## Work request:
Please print all of the records that follow with nothing altered.

Data records for software interfaces:
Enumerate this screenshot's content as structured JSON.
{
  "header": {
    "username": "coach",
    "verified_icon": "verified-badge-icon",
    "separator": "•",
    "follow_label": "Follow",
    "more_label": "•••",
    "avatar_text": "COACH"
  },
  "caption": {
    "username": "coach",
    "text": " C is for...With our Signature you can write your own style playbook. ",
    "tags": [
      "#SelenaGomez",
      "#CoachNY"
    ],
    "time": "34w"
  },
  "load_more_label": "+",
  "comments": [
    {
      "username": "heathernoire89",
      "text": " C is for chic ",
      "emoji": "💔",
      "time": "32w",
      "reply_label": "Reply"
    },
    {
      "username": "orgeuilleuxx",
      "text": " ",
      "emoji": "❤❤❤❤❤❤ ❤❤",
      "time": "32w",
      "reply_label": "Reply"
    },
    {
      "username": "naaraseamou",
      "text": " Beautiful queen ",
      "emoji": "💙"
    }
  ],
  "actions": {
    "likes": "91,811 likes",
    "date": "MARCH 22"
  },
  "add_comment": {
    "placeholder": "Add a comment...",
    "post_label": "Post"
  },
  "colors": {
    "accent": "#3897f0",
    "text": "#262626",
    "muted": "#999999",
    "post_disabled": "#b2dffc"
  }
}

## Task solution:
Enumerate this screenshot's content as structured JSON.
{
  "header": {
    "username": "coach",
    "verified_icon": "verified-badge-icon",
    "separator": "•",
    "follow_label": "Follow",
    "more_label": "•••",
    "avatar_text": "COACH"
  },
  "caption": {
    "username": "coach",
    "text": " C is for...With our Signature you can write your own style playbook. ",
    "tags": [
      "#SelenaGomez",
      "#CoachNY"
    ],
    "time": "34w"
  },
  "load_more_label": "+",
  "comments": [
    {
      "username": "heathernoire89",
      "text": " C is for chic ",
      "emoji": "💔",
      "time": "32w",
      "reply_label": "Reply"
    },
    {
      "username": "orgeuilleuxx",
      "text": " ",
      "emoji": "❤❤❤❤❤❤ ❤❤",
      "time": "32w",
      "reply_label": "Reply"
    },
    {
      "username": "naaraseamou",
      "text": " Beautiful queen ",
      "emoji": "💙"
    }
  ],
  "actions": {
    "likes": "91,811 likes",
    "date": "MARCH 22"
  },
  "add_comment": {
    "placeholder": "Add a comment...",
    "post_label": "Post"
  },
  "colors": {
    "accent": "#3897f0",
    "text": "#262626",
    "muted": "#999999",
    "post_disabled": "#b2dffc"
  }
}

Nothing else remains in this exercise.